(Source records)
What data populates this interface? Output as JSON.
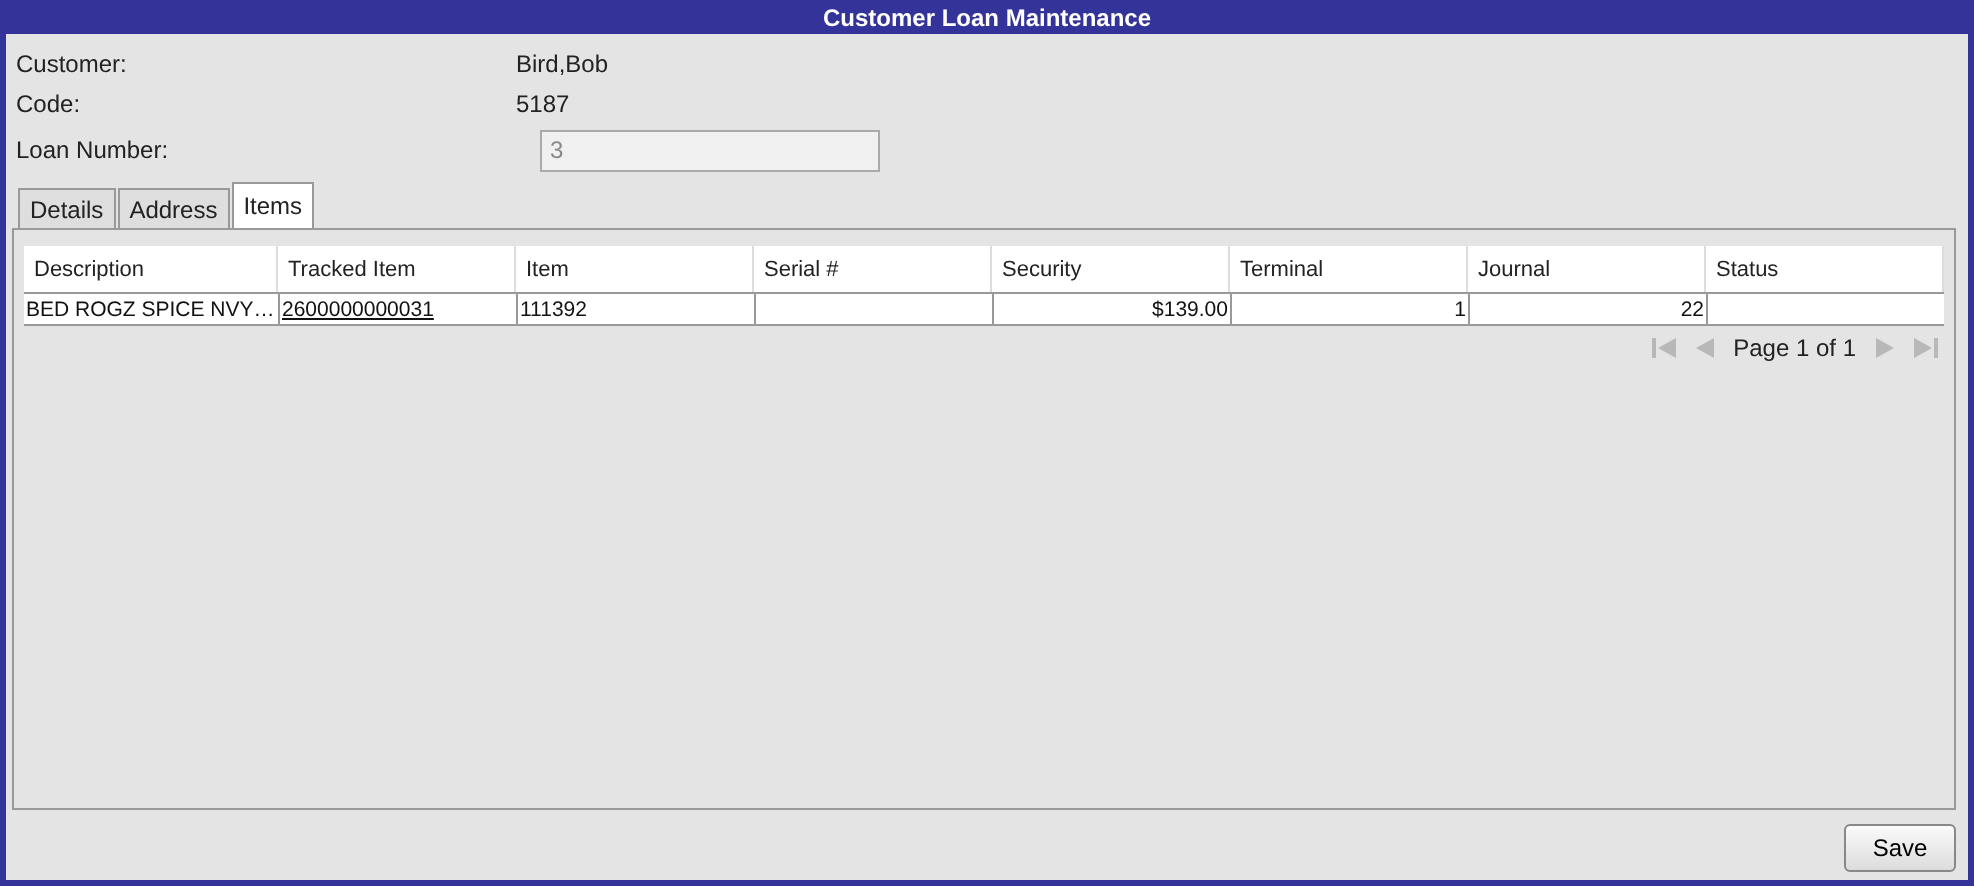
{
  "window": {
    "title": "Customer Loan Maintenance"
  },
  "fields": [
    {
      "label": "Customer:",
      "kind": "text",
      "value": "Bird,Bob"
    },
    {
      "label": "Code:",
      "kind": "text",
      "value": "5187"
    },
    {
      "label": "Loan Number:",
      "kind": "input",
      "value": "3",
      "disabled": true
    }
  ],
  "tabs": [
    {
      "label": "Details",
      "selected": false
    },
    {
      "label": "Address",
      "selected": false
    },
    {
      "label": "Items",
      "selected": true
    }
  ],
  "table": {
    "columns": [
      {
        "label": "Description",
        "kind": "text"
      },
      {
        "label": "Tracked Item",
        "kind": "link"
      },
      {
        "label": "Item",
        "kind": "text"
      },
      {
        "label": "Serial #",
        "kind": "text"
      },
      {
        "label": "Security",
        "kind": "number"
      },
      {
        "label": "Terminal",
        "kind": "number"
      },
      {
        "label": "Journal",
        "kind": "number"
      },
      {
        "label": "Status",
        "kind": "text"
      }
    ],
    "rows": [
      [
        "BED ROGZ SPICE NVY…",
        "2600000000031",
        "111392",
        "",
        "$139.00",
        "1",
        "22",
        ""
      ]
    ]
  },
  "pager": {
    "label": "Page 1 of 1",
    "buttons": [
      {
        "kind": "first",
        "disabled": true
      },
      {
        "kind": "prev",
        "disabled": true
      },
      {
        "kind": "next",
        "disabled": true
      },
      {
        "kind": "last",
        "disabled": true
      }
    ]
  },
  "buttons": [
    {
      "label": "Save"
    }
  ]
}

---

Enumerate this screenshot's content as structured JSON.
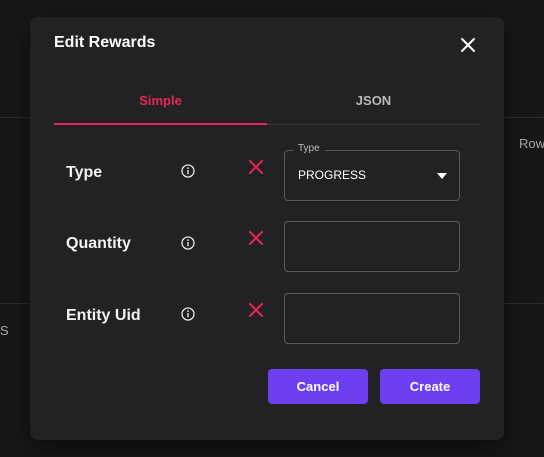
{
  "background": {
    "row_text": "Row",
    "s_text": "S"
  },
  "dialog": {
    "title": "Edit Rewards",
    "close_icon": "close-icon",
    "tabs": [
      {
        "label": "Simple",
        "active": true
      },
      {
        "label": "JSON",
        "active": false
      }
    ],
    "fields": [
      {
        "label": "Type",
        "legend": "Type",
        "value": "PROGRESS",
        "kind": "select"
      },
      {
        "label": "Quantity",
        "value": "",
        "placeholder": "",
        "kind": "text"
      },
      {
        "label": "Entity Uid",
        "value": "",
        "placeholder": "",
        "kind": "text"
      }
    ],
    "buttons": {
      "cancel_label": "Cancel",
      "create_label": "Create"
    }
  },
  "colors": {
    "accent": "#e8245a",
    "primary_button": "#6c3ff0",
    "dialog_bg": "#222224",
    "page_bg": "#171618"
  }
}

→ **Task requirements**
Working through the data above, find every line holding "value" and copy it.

→ **Result of the exercise**
      "value": "Bird,Bob"
      "value": "5187"
      "value": "3",
        "value": "PROGRESS",
        "value": "",
        "value": "",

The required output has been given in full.